Directions for this task »
The expected output is each line below containing "name", copied in full.

Material provided »
=====

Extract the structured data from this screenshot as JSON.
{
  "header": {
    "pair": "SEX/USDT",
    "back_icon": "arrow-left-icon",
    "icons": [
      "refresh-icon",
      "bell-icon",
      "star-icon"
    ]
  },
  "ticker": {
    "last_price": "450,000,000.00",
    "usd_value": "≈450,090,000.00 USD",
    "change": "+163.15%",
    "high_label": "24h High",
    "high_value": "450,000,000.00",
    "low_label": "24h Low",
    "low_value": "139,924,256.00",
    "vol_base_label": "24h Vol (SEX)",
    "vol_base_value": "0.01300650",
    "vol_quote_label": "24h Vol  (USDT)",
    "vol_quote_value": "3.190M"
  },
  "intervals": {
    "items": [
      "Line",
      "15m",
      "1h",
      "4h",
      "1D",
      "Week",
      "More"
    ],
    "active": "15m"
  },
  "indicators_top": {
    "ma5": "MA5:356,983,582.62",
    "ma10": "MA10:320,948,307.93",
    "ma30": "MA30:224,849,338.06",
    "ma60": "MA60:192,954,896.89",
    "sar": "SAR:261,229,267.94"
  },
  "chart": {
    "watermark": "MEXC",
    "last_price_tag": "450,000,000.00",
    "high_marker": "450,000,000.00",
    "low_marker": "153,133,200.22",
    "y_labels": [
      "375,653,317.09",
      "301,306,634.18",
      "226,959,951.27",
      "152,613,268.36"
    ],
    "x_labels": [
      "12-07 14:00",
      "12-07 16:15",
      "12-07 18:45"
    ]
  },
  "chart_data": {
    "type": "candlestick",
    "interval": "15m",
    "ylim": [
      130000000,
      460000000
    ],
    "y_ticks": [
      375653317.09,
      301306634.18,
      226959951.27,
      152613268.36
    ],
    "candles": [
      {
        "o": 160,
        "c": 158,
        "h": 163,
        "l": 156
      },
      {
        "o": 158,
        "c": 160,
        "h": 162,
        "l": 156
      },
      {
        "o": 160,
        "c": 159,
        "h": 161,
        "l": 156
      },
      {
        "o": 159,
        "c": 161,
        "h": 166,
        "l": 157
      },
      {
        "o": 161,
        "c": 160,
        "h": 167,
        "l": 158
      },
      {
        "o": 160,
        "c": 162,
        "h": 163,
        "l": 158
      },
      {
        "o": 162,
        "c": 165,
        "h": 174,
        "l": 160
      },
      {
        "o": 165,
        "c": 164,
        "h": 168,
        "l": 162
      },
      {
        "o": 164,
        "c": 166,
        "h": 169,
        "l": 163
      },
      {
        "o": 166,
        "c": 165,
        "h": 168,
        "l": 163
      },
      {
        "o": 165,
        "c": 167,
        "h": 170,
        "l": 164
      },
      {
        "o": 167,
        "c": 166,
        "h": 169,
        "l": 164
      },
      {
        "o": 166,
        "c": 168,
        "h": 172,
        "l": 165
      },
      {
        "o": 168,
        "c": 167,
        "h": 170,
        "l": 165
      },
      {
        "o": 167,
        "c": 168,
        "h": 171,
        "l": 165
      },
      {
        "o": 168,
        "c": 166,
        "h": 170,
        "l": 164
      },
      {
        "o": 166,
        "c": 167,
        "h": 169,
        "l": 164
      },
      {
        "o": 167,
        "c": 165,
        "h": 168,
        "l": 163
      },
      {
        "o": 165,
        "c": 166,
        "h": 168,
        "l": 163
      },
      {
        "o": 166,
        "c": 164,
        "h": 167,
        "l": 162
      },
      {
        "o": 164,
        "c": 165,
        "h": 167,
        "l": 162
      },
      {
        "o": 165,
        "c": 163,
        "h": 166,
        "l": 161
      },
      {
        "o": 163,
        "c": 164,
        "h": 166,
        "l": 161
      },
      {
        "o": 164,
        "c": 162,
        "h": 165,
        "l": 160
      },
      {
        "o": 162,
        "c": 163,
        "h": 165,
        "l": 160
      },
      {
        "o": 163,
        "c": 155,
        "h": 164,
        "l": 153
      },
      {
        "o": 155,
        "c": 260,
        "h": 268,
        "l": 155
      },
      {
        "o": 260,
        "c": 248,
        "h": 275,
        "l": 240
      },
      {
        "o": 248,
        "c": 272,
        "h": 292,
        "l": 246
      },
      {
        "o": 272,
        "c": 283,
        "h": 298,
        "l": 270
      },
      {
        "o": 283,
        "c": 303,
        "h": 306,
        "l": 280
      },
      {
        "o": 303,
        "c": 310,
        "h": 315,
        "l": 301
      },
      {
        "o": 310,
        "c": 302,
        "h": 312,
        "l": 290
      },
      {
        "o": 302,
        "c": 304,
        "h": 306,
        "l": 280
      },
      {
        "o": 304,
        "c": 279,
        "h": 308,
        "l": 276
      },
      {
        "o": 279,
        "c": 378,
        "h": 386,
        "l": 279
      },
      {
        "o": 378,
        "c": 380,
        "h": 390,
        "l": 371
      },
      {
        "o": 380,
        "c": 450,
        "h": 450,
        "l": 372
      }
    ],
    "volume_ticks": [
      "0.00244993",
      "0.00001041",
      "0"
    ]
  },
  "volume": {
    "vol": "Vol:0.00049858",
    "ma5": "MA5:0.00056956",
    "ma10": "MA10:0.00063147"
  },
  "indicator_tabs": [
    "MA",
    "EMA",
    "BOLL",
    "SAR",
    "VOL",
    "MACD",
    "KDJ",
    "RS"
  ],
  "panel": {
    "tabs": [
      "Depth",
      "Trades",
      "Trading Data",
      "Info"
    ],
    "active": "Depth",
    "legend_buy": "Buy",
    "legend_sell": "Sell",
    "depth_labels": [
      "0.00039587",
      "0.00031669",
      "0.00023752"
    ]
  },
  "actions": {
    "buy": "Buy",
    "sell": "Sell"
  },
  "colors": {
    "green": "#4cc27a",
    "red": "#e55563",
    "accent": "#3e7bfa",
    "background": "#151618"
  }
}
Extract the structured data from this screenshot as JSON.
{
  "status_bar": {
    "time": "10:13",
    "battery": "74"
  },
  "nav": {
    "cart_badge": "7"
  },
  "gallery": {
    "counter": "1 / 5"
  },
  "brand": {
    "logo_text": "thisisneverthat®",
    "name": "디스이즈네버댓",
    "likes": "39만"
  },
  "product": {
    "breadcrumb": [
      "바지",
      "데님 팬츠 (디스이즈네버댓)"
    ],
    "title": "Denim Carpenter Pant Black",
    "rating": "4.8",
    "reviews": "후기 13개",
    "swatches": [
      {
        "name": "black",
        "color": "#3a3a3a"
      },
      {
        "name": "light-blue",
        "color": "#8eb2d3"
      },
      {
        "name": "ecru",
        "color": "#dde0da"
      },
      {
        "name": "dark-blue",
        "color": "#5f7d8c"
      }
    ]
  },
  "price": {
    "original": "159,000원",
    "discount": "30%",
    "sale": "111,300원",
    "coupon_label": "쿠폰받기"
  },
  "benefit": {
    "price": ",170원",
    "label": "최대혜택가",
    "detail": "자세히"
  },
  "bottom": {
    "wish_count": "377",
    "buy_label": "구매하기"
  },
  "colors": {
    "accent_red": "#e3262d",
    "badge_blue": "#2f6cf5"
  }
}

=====

Answer box »
    "name": "디스이즈네버댓",
        "name": "black",
        "name": "light-blue",
        "name": "ecru",
        "name": "dark-blue",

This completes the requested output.